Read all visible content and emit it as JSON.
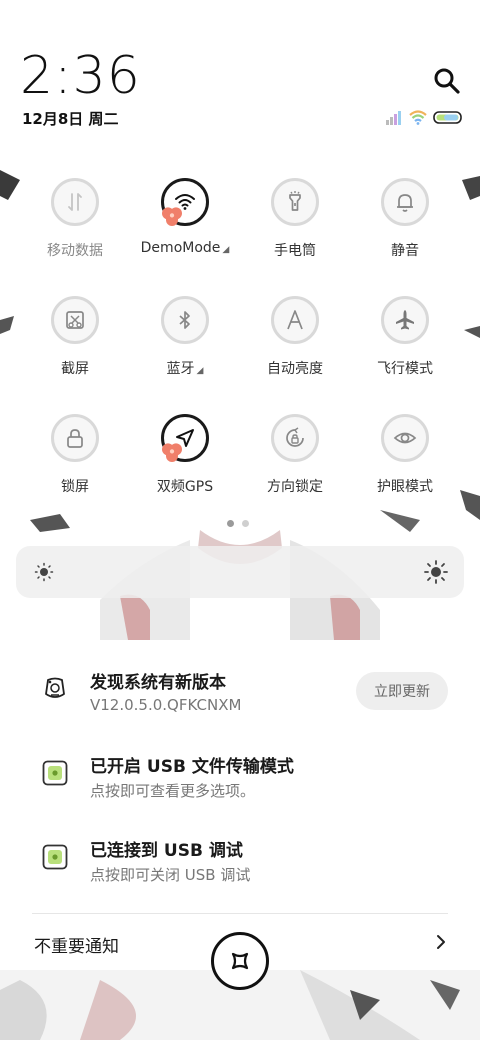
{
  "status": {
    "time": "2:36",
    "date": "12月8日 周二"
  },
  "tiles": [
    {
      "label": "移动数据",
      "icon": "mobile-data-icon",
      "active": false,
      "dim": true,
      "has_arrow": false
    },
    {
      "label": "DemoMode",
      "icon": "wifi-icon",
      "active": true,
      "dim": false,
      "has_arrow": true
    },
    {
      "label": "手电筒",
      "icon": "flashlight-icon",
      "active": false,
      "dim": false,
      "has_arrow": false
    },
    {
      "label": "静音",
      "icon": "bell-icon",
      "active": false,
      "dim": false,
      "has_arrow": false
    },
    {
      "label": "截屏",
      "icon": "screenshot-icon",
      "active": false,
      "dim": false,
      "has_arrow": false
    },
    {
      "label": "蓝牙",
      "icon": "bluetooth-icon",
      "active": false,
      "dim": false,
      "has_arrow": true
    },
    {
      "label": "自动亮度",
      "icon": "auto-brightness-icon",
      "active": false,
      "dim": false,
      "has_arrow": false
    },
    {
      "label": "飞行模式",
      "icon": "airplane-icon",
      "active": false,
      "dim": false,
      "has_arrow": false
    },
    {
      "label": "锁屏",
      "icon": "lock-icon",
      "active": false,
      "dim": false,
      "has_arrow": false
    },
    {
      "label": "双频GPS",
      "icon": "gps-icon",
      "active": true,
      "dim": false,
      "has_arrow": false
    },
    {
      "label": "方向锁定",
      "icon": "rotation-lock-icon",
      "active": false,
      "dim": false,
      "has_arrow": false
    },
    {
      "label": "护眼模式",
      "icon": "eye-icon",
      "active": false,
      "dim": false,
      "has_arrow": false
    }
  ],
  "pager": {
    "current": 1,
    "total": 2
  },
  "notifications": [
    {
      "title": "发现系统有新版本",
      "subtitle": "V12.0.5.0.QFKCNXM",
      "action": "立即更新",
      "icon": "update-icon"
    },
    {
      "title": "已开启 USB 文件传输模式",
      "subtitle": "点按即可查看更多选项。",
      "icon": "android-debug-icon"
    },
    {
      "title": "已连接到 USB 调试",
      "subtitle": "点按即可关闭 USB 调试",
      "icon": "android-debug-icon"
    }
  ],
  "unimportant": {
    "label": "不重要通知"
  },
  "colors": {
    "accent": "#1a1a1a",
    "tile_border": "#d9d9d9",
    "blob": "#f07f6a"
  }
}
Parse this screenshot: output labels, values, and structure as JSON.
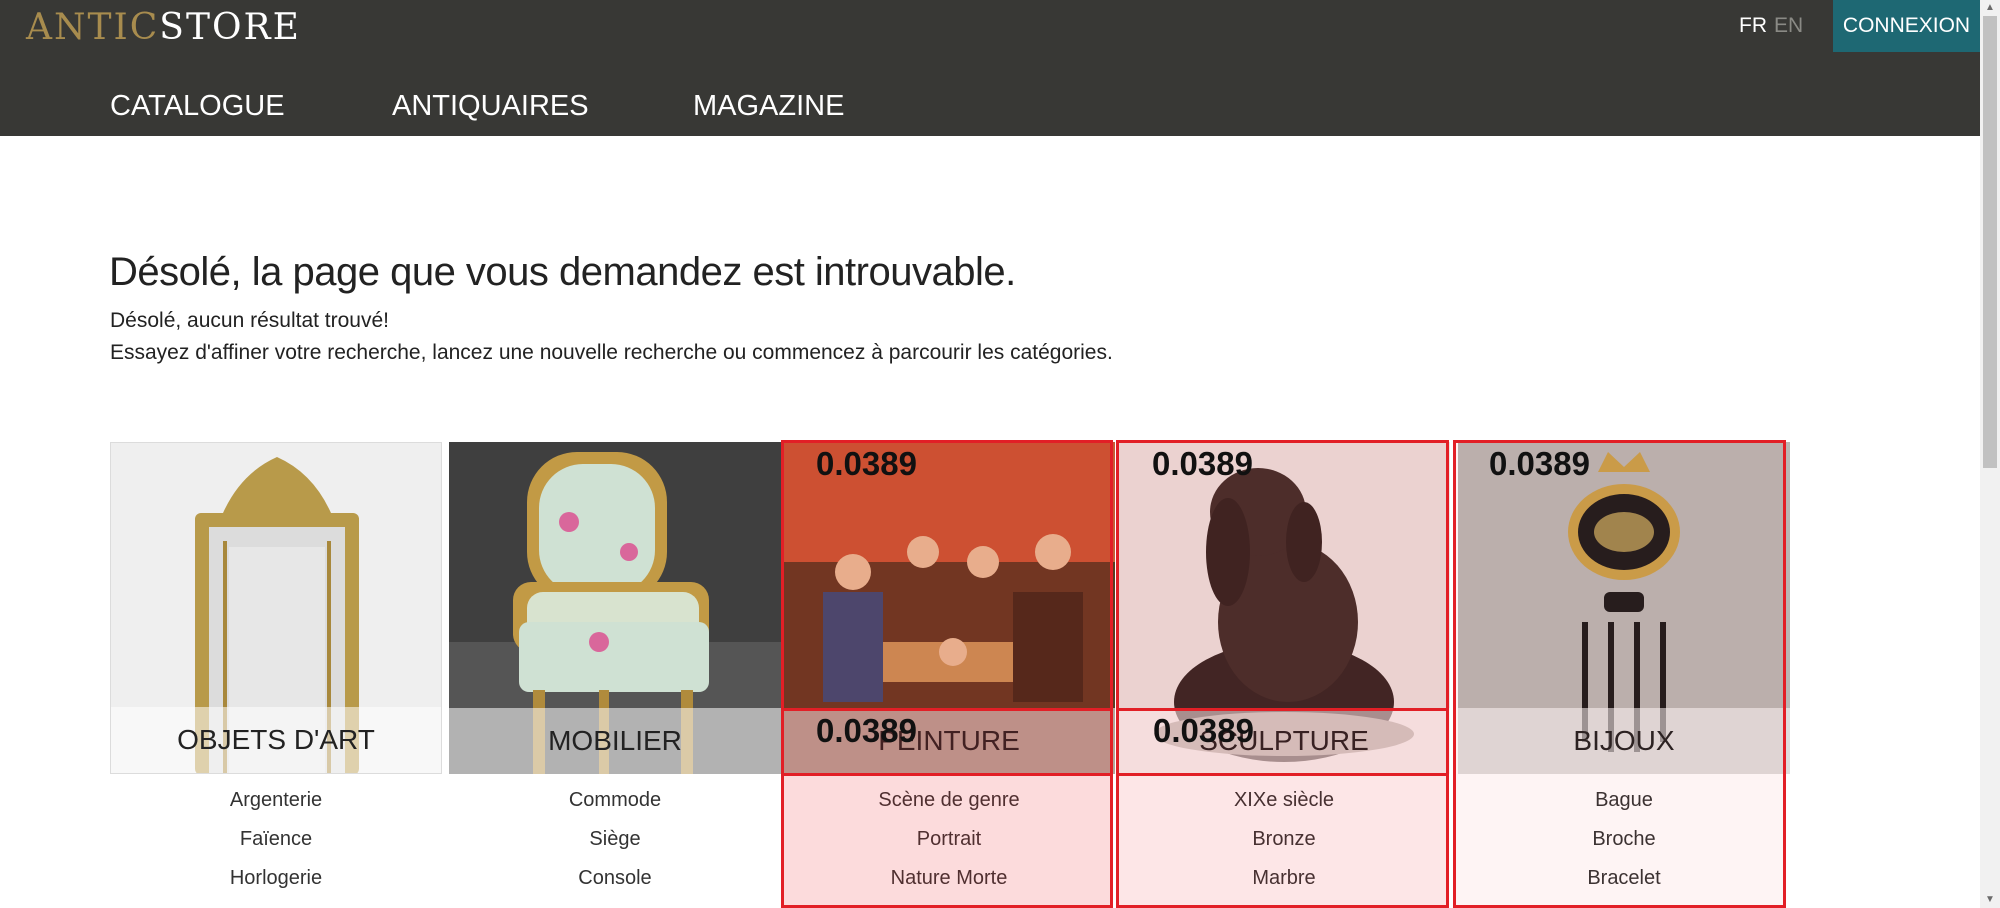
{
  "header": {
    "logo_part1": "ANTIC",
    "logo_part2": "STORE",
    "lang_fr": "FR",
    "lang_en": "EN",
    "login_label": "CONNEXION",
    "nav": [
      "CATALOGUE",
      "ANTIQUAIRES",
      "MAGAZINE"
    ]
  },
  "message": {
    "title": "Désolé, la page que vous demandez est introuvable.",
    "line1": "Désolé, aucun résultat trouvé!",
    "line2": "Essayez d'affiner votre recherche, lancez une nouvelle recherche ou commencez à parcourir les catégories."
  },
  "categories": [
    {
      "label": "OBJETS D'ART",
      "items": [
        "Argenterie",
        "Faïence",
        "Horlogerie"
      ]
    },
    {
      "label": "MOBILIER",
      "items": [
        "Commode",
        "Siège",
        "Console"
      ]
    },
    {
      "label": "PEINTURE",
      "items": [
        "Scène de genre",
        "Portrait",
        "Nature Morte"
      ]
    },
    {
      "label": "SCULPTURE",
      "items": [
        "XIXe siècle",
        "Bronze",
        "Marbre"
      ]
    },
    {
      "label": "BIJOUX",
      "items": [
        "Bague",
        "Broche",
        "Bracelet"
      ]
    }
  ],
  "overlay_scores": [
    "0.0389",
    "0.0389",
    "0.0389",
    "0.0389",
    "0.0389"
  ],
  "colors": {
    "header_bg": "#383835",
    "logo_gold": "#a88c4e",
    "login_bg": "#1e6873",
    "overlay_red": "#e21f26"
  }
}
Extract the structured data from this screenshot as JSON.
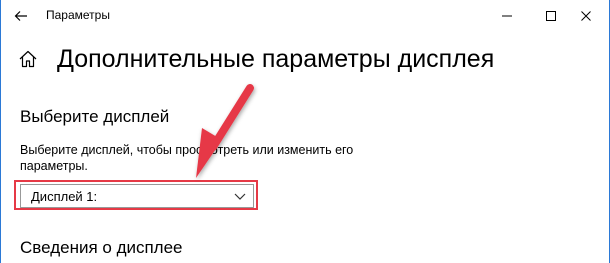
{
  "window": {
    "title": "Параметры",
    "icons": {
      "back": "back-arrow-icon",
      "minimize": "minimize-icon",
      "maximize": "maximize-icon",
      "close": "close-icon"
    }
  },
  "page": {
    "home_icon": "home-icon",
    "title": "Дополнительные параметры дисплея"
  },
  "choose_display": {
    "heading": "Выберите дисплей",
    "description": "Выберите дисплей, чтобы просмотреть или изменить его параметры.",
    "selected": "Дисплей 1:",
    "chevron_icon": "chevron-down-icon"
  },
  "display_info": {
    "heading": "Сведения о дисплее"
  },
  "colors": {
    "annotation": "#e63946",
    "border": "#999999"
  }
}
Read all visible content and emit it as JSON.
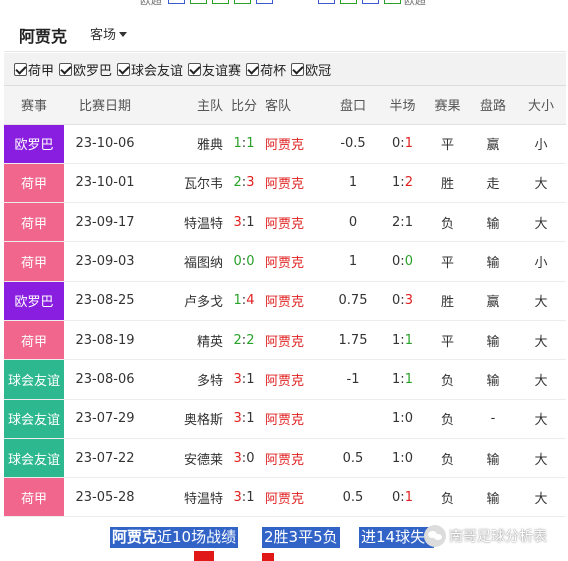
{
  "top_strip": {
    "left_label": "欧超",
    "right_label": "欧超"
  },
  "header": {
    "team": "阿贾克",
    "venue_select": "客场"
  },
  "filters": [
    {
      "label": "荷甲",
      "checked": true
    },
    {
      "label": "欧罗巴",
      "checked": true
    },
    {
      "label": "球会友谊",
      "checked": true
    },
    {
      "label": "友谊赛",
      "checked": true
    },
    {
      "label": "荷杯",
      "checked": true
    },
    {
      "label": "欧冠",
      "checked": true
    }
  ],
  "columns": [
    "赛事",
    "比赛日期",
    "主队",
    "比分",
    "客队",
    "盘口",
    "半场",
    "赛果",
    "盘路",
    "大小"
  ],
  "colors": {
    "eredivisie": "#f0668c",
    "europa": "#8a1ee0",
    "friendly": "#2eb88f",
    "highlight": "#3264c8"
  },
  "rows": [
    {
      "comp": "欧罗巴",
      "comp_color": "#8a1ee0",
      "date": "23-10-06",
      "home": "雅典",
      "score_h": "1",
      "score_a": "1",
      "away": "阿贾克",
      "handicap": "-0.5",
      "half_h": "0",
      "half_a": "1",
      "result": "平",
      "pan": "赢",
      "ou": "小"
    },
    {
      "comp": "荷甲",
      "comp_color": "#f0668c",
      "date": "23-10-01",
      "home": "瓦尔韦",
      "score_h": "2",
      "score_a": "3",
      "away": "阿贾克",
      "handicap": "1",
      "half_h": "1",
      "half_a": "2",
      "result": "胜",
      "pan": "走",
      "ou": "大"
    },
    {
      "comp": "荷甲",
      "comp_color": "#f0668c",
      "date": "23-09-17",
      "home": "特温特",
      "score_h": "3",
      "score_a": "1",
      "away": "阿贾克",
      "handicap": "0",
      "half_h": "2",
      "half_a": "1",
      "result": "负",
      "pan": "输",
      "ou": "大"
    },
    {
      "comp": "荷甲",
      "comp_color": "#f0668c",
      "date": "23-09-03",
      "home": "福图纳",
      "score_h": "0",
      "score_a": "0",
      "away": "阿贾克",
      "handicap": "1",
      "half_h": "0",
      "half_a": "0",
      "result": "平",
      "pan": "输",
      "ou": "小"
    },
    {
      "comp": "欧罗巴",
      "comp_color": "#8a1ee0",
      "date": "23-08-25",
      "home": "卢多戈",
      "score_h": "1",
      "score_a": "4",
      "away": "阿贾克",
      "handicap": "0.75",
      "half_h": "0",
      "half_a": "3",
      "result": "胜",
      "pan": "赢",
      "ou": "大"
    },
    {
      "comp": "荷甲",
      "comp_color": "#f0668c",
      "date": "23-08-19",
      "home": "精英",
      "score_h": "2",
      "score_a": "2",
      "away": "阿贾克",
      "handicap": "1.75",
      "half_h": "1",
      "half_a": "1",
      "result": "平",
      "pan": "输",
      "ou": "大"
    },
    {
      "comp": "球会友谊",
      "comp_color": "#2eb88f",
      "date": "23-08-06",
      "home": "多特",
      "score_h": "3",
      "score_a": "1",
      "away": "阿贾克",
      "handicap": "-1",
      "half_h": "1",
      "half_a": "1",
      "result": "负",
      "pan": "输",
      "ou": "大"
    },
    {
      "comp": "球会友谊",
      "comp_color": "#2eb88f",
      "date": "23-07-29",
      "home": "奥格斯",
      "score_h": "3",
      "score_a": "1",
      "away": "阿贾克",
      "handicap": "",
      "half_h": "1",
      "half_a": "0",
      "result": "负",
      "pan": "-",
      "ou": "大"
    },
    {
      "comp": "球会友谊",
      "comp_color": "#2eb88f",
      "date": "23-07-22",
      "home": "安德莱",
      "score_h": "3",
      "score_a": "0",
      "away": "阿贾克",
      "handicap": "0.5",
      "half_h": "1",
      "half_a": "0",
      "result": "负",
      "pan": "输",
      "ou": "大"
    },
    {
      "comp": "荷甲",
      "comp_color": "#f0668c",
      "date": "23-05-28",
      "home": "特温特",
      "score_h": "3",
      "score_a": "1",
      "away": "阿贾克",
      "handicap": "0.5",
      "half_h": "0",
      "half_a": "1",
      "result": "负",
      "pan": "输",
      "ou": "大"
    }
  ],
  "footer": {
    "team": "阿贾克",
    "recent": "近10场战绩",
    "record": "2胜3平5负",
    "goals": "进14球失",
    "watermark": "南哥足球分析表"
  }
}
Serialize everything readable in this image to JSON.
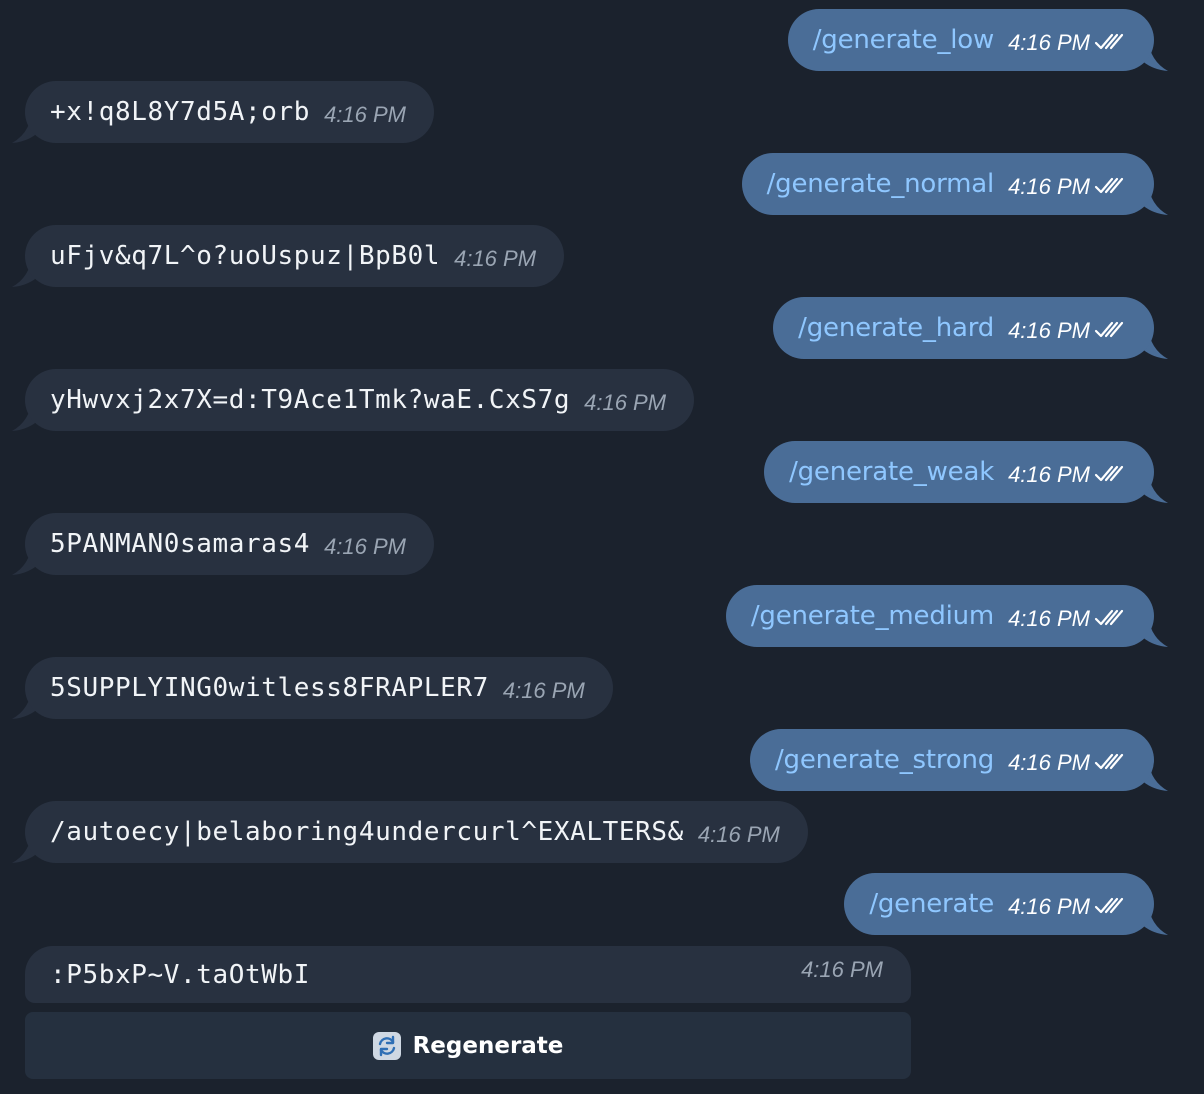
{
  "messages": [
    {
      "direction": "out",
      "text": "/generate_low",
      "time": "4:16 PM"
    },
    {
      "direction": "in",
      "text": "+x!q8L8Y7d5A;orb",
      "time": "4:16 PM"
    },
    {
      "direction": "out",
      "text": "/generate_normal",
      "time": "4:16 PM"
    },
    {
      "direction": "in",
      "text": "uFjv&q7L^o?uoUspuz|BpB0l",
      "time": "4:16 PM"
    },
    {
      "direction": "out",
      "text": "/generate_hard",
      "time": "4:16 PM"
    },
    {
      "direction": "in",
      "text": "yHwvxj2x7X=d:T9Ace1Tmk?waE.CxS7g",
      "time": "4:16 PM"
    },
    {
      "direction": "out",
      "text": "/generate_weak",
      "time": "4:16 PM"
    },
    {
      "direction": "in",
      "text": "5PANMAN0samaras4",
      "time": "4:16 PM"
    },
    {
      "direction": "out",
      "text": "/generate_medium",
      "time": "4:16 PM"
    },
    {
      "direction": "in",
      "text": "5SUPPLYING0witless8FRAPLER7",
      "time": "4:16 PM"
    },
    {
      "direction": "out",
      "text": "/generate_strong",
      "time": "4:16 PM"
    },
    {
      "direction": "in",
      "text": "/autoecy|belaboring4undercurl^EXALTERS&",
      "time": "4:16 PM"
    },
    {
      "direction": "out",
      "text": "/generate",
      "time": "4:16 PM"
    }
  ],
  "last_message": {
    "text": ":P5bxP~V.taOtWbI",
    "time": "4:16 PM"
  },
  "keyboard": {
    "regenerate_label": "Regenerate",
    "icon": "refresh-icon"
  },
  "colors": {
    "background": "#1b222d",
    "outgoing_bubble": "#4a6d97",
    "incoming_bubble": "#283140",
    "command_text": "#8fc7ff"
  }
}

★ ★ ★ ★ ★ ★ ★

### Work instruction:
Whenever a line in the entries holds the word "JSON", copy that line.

### Task result:
Read all visible content and emit it as JSON.
Parse this screenshot: output labels, values, and structure as JSON.
Extract the structured data from this screenshot as JSON.
Read all visible content and emit it as JSON.
Serialize everything readable in this image to JSON.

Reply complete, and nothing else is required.